◆ THE INPUT
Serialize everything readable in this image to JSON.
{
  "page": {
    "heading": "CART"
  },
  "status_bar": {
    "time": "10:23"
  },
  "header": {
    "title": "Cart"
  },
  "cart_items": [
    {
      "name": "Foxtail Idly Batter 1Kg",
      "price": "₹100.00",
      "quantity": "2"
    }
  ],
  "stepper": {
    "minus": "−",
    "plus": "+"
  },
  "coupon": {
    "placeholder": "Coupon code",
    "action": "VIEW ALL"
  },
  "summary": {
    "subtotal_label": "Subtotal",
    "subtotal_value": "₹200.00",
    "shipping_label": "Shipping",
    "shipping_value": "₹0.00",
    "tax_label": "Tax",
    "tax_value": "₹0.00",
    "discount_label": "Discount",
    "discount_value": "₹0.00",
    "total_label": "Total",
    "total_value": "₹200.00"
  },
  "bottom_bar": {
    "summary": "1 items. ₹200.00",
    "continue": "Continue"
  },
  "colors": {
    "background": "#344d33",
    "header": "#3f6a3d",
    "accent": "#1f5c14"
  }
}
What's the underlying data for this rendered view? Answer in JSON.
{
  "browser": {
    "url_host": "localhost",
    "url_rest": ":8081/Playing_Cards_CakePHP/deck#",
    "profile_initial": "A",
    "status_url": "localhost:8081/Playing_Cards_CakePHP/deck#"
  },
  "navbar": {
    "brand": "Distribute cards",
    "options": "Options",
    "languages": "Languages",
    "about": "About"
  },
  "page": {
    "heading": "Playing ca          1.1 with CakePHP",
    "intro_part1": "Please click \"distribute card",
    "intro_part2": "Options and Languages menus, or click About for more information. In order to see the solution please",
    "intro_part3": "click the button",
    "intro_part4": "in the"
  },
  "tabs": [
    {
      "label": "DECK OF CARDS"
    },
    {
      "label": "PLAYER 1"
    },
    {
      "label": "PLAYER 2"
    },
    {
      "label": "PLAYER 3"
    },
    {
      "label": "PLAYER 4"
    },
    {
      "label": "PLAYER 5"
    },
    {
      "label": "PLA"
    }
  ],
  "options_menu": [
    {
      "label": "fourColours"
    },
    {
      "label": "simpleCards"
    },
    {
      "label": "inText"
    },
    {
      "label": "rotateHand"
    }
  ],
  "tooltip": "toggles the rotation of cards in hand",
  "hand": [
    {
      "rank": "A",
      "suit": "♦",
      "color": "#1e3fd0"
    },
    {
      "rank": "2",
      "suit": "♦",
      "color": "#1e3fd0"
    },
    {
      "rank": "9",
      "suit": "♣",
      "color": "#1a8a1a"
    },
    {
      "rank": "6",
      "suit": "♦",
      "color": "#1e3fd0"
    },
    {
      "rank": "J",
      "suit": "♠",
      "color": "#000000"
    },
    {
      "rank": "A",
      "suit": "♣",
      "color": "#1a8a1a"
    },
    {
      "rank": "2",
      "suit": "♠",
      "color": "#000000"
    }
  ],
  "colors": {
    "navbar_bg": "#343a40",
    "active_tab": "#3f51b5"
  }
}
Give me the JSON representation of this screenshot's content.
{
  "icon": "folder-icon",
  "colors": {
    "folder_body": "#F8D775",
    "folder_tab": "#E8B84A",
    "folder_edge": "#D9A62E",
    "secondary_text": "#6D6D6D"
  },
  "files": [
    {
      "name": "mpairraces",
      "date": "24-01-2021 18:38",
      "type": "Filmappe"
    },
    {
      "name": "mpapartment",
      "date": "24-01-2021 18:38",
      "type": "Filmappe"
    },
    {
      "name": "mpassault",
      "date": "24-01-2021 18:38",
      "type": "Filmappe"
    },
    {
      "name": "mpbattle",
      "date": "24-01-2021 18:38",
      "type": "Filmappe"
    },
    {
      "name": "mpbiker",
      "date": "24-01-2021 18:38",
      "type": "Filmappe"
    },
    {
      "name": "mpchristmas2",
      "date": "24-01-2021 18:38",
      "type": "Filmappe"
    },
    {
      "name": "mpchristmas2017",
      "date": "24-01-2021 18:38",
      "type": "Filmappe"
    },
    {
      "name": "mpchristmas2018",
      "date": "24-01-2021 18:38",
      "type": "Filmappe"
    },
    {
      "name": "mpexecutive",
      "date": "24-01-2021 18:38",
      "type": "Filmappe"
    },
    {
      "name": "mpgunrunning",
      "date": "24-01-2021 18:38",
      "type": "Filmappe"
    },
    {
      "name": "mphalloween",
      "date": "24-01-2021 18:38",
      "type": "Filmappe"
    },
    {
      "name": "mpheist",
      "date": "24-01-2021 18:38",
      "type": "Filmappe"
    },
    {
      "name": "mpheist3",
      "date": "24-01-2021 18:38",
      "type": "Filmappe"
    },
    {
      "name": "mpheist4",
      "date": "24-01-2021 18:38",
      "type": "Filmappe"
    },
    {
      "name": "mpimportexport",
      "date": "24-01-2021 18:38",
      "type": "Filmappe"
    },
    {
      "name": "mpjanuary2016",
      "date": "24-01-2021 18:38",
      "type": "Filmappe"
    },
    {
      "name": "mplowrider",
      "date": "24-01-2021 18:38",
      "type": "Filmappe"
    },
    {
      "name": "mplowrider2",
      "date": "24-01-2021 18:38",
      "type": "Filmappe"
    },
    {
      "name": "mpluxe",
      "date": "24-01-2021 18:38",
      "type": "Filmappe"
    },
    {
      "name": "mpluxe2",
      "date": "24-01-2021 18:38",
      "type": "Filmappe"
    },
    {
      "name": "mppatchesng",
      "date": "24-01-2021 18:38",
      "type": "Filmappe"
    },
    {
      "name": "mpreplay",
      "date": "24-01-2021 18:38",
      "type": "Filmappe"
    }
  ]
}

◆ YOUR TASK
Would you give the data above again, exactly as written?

◆ WORKED SOLUTION
Serialize everything readable in this image to JSON.
{
  "page": {
    "heading": "CART"
  },
  "status_bar": {
    "time": "10:23"
  },
  "header": {
    "title": "Cart"
  },
  "cart_items": [
    {
      "name": "Foxtail Idly Batter 1Kg",
      "price": "₹100.00",
      "quantity": "2"
    }
  ],
  "stepper": {
    "minus": "−",
    "plus": "+"
  },
  "coupon": {
    "placeholder": "Coupon code",
    "action": "VIEW ALL"
  },
  "summary": {
    "subtotal_label": "Subtotal",
    "subtotal_value": "₹200.00",
    "shipping_label": "Shipping",
    "shipping_value": "₹0.00",
    "tax_label": "Tax",
    "tax_value": "₹0.00",
    "discount_label": "Discount",
    "discount_value": "₹0.00",
    "total_label": "Total",
    "total_value": "₹200.00"
  },
  "bottom_bar": {
    "summary": "1 items. ₹200.00",
    "continue": "Continue"
  },
  "colors": {
    "background": "#344d33",
    "header": "#3f6a3d",
    "accent": "#1f5c14"
  }
}
What's the underlying data for this rendered view? Answer in JSON.
{
  "browser": {
    "url_host": "localhost",
    "url_rest": ":8081/Playing_Cards_CakePHP/deck#",
    "profile_initial": "A",
    "status_url": "localhost:8081/Playing_Cards_CakePHP/deck#"
  },
  "navbar": {
    "brand": "Distribute cards",
    "options": "Options",
    "languages": "Languages",
    "about": "About"
  },
  "page": {
    "heading": "Playing ca          1.1 with CakePHP",
    "intro_part1": "Please click \"distribute card",
    "intro_part2": "Options and Languages menus, or click About for more information. In order to see the solution please",
    "intro_part3": "click the button",
    "intro_part4": "in the"
  },
  "tabs": [
    {
      "label": "DECK OF CARDS"
    },
    {
      "label": "PLAYER 1"
    },
    {
      "label": "PLAYER 2"
    },
    {
      "label": "PLAYER 3"
    },
    {
      "label": "PLAYER 4"
    },
    {
      "label": "PLAYER 5"
    },
    {
      "label": "PLA"
    }
  ],
  "options_menu": [
    {
      "label": "fourColours"
    },
    {
      "label": "simpleCards"
    },
    {
      "label": "inText"
    },
    {
      "label": "rotateHand"
    }
  ],
  "tooltip": "toggles the rotation of cards in hand",
  "hand": [
    {
      "rank": "A",
      "suit": "♦",
      "color": "#1e3fd0"
    },
    {
      "rank": "2",
      "suit": "♦",
      "color": "#1e3fd0"
    },
    {
      "rank": "9",
      "suit": "♣",
      "color": "#1a8a1a"
    },
    {
      "rank": "6",
      "suit": "♦",
      "color": "#1e3fd0"
    },
    {
      "rank": "J",
      "suit": "♠",
      "color": "#000000"
    },
    {
      "rank": "A",
      "suit": "♣",
      "color": "#1a8a1a"
    },
    {
      "rank": "2",
      "suit": "♠",
      "color": "#000000"
    }
  ],
  "colors": {
    "navbar_bg": "#343a40",
    "active_tab": "#3f51b5"
  }
}
Give me the JSON representation of this screenshot's content.
{
  "icon": "folder-icon",
  "colors": {
    "folder_body": "#F8D775",
    "folder_tab": "#E8B84A",
    "folder_edge": "#D9A62E",
    "secondary_text": "#6D6D6D"
  },
  "files": [
    {
      "name": "mpairraces",
      "date": "24-01-2021 18:38",
      "type": "Filmappe"
    },
    {
      "name": "mpapartment",
      "date": "24-01-2021 18:38",
      "type": "Filmappe"
    },
    {
      "name": "mpassault",
      "date": "24-01-2021 18:38",
      "type": "Filmappe"
    },
    {
      "name": "mpbattle",
      "date": "24-01-2021 18:38",
      "type": "Filmappe"
    },
    {
      "name": "mpbiker",
      "date": "24-01-2021 18:38",
      "type": "Filmappe"
    },
    {
      "name": "mpchristmas2",
      "date": "24-01-2021 18:38",
      "type": "Filmappe"
    },
    {
      "name": "mpchristmas2017",
      "date": "24-01-2021 18:38",
      "type": "Filmappe"
    },
    {
      "name": "mpchristmas2018",
      "date": "24-01-2021 18:38",
      "type": "Filmappe"
    },
    {
      "name": "mpexecutive",
      "date": "24-01-2021 18:38",
      "type": "Filmappe"
    },
    {
      "name": "mpgunrunning",
      "date": "24-01-2021 18:38",
      "type": "Filmappe"
    },
    {
      "name": "mphalloween",
      "date": "24-01-2021 18:38",
      "type": "Filmappe"
    },
    {
      "name": "mpheist",
      "date": "24-01-2021 18:38",
      "type": "Filmappe"
    },
    {
      "name": "mpheist3",
      "date": "24-01-2021 18:38",
      "type": "Filmappe"
    },
    {
      "name": "mpheist4",
      "date": "24-01-2021 18:38",
      "type": "Filmappe"
    },
    {
      "name": "mpimportexport",
      "date": "24-01-2021 18:38",
      "type": "Filmappe"
    },
    {
      "name": "mpjanuary2016",
      "date": "24-01-2021 18:38",
      "type": "Filmappe"
    },
    {
      "name": "mplowrider",
      "date": "24-01-2021 18:38",
      "type": "Filmappe"
    },
    {
      "name": "mplowrider2",
      "date": "24-01-2021 18:38",
      "type": "Filmappe"
    },
    {
      "name": "mpluxe",
      "date": "24-01-2021 18:38",
      "type": "Filmappe"
    },
    {
      "name": "mpluxe2",
      "date": "24-01-2021 18:38",
      "type": "Filmappe"
    },
    {
      "name": "mppatchesng",
      "date": "24-01-2021 18:38",
      "type": "Filmappe"
    },
    {
      "name": "mpreplay",
      "date": "24-01-2021 18:38",
      "type": "Filmappe"
    }
  ]
}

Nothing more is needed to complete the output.